  19. The influence of operational and water chemistry parameters on the deposits of corrosion products on fuel assemblies at nuclear power plants with VVER reactors

    Science.gov (United States)

    Kritskii, V. G.; Berezina, I. G.; Rodionov, Yu. A.; Gavrilov, A. V.

    2011-07-01

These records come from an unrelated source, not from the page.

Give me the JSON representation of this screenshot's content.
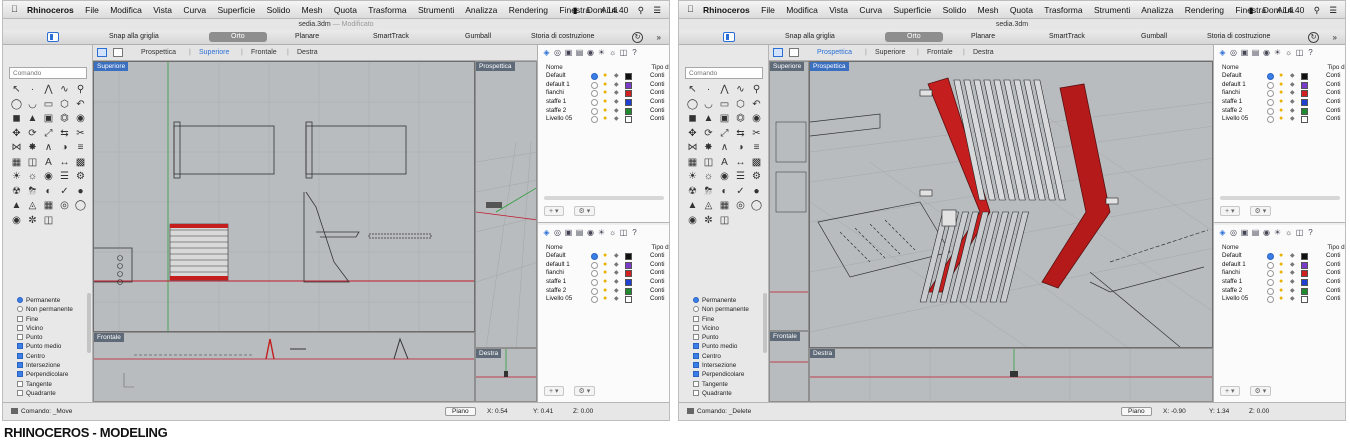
{
  "caption": "RHINOCEROS - MODELING",
  "colors": {
    "accent": "#2b6fd6",
    "axis_red": "#c0182a",
    "axis_green": "#2e9d3a",
    "chair_red": "#c41e1e"
  },
  "screens": [
    {
      "menubar": {
        "apple_icon": "apple-icon",
        "app_name": "Rhinoceros",
        "menus": [
          "File",
          "Modifica",
          "Vista",
          "Curva",
          "Superficie",
          "Solido",
          "Mesh",
          "Quota",
          "Trasforma",
          "Strumenti",
          "Analizza",
          "Rendering",
          "Finestra",
          "Aiuti"
        ],
        "clock": "Dom 14.40",
        "status_icons": [
          "battery-icon",
          "search-icon",
          "list-icon"
        ]
      },
      "window_title": "sedia.3dm",
      "window_subtitle": "Modificato",
      "toolbar": {
        "snap": "Snap alla griglia",
        "orto": "Orto",
        "planare": "Planare",
        "smarttrack": "SmartTrack",
        "gumball": "Gumball",
        "storia": "Storia di costruzione",
        "more": "»"
      },
      "viewport_tabs": [
        "Prospettica",
        "Superiore",
        "Frontale",
        "Destra"
      ],
      "active_tab": 1,
      "viewports": {
        "big": "Superiore",
        "top_right": "Prospettica",
        "bottom_left": "Frontale",
        "bottom_right": "Destra"
      },
      "command_placeholder": "Comando",
      "snaps": [
        {
          "label": "Permanente",
          "kind": "radio",
          "on": true
        },
        {
          "label": "Non permanente",
          "kind": "radio",
          "on": false
        },
        {
          "label": "Fine",
          "kind": "check",
          "on": false
        },
        {
          "label": "Vicino",
          "kind": "check",
          "on": false
        },
        {
          "label": "Punto",
          "kind": "check",
          "on": false
        },
        {
          "label": "Punto medio",
          "kind": "check",
          "on": true
        },
        {
          "label": "Centro",
          "kind": "check",
          "on": true
        },
        {
          "label": "Intersezione",
          "kind": "check",
          "on": true
        },
        {
          "label": "Perpendicolare",
          "kind": "check",
          "on": true
        },
        {
          "label": "Tangente",
          "kind": "check",
          "on": false
        },
        {
          "label": "Quadrante",
          "kind": "check",
          "on": false
        }
      ],
      "layers_header": {
        "name": "Nome",
        "type": "Tipo di"
      },
      "layers": [
        {
          "name": "Default",
          "color": "#111111",
          "type": "Conti",
          "current": true
        },
        {
          "name": "default 1",
          "color": "#7a3cc8",
          "type": "Conti",
          "current": false
        },
        {
          "name": "fianchi",
          "color": "#d21f1f",
          "type": "Conti",
          "current": false
        },
        {
          "name": "staffe 1",
          "color": "#1f3fd2",
          "type": "Conti",
          "current": false
        },
        {
          "name": "staffe 2",
          "color": "#1f8a2e",
          "type": "Conti",
          "current": false
        },
        {
          "name": "Livello 05",
          "color": "#ffffff",
          "type": "Conti",
          "current": false
        }
      ],
      "status": {
        "command": "Comando: _Move",
        "plane": "Piano",
        "x": "X: 0.54",
        "y": "Y: 0.41",
        "z": "Z: 0.00"
      }
    },
    {
      "menubar": {
        "apple_icon": "apple-icon",
        "app_name": "Rhinoceros",
        "menus": [
          "File",
          "Modifica",
          "Vista",
          "Curva",
          "Superficie",
          "Solido",
          "Mesh",
          "Quota",
          "Trasforma",
          "Strumenti",
          "Analizza",
          "Rendering",
          "Finestra",
          "Aiuti"
        ],
        "clock": "Dom 14.40",
        "status_icons": [
          "battery-icon",
          "search-icon",
          "list-icon"
        ]
      },
      "window_title": "sedia.3dm",
      "window_subtitle": "",
      "toolbar": {
        "snap": "Snap alla griglia",
        "orto": "Orto",
        "planare": "Planare",
        "smarttrack": "SmartTrack",
        "gumball": "Gumball",
        "storia": "Storia di costruzione",
        "more": "»"
      },
      "viewport_tabs": [
        "Prospettica",
        "Superiore",
        "Frontale",
        "Destra"
      ],
      "active_tab": 0,
      "viewports": {
        "big": "Prospettica",
        "top_left": "Superiore",
        "bottom_left": "Frontale",
        "bottom_right": "Destra"
      },
      "command_placeholder": "Comando",
      "snaps": [
        {
          "label": "Permanente",
          "kind": "radio",
          "on": true
        },
        {
          "label": "Non permanente",
          "kind": "radio",
          "on": false
        },
        {
          "label": "Fine",
          "kind": "check",
          "on": false
        },
        {
          "label": "Vicino",
          "kind": "check",
          "on": false
        },
        {
          "label": "Punto",
          "kind": "check",
          "on": false
        },
        {
          "label": "Punto medio",
          "kind": "check",
          "on": true
        },
        {
          "label": "Centro",
          "kind": "check",
          "on": true
        },
        {
          "label": "Intersezione",
          "kind": "check",
          "on": true
        },
        {
          "label": "Perpendicolare",
          "kind": "check",
          "on": true
        },
        {
          "label": "Tangente",
          "kind": "check",
          "on": false
        },
        {
          "label": "Quadrante",
          "kind": "check",
          "on": false
        }
      ],
      "layers_header": {
        "name": "Nome",
        "type": "Tipo di"
      },
      "layers": [
        {
          "name": "Default",
          "color": "#111111",
          "type": "Conti",
          "current": true
        },
        {
          "name": "default 1",
          "color": "#7a3cc8",
          "type": "Conti",
          "current": false
        },
        {
          "name": "fianchi",
          "color": "#d21f1f",
          "type": "Conti",
          "current": false
        },
        {
          "name": "staffe 1",
          "color": "#1f3fd2",
          "type": "Conti",
          "current": false
        },
        {
          "name": "staffe 2",
          "color": "#1f8a2e",
          "type": "Conti",
          "current": false
        },
        {
          "name": "Livello 05",
          "color": "#ffffff",
          "type": "Conti",
          "current": false
        }
      ],
      "status": {
        "command": "Comando: _Delete",
        "plane": "Piano",
        "x": "X: -0.90",
        "y": "Y: 1.34",
        "z": "Z: 0.00"
      }
    }
  ]
}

    The phenomenon involving a growth of pressure drop in the reactor core and redistribution of deposits in the reactor core and primary coolant circuit of a nuclear power station equipped with VVER-440 reactors is considered. A model is developed, the physicochemical foundation of which is based on the dependence of corrosion product transfer on the temperature and pH t value of coolant and on the correlation between the formation rate of corrosion products (Fe) (after subjecting the steam generators to decontamination) and rate with which they are removed from the circuit. The purpose of the simulation carried on the model is to predict the growth of pressure drop on the basis of field data obtained from nuclear power installations and correct the water chemistry (by adjusting the concentrations of KOH, H2, and NH3) so as to keep the pressure drop in the reactor at a stable level.

  20. 76 FR 39922 - Office of New Reactors; Proposed Revision 4 to Standard Review Plan Section 8.1 on Electric Power...

    Science.gov (United States)

    2011-07-07

    ... From the Federal Register Online via the Government Publishing Office NUCLEAR REGULATORY COMMISSION Office of New Reactors; Proposed Revision 4 to Standard Review Plan Section 8.1 on Electric Power... 8.1 on ``Electric Power-- Introduction.'' The notice period for this notice closes on June 30, 2011...